According to literature, other organic compounds that can contaminate bone samples are polyphenols, polysaccharides, lignins, and degraded collagen.
Depending on the location of the excavation, bones can also be contaminated by limestone.
AMS lab results with this sample will be inaccurate.
Other potential contaminants that can be introduced to bone samples after excavation include biocides, polyvinyl acetate and polyethylene glycol (conservation chemicals), cigarette ash, and labels or wrappers that are made of paper.
Depending on the age of the organism that produced the organic acids, the AMS lab’s result might reflect a radiocarbon age younger or older than the bone sample’s true age.
Bones can also be exposed to modern sources of carbon due to plant rootlet intrusions.
In general, infinite-age contaminants add considerable number of years to the true age of a bone sample, making it older than it is.
Bones are one of the most common materials sent to accelerator mass spectrometry (AMS) labs for radiocarbon dating.
This is because bones of animals or humans are often subjects of archaeological studies.
When bones are applied with animal glue during labeling, a contaminant has already been introduced to the sample.
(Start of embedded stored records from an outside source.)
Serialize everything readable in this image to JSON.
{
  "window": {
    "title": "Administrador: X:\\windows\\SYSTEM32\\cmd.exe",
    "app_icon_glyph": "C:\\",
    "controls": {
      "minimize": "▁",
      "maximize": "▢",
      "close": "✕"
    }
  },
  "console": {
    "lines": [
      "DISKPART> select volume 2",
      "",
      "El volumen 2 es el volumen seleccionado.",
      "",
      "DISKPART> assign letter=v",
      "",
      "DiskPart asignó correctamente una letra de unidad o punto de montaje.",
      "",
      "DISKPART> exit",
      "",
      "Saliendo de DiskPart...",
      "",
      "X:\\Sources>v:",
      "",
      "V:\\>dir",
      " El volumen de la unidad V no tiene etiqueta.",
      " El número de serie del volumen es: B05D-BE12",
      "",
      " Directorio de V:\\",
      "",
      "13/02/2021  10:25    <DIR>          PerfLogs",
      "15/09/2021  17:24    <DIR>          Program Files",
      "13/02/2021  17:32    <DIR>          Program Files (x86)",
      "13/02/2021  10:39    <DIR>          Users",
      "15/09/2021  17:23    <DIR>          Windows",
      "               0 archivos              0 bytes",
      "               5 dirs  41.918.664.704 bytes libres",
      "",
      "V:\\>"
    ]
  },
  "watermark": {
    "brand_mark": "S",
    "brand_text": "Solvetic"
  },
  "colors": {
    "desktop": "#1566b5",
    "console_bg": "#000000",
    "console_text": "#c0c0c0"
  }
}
This is because animal glue is chemically identical to the bone sample.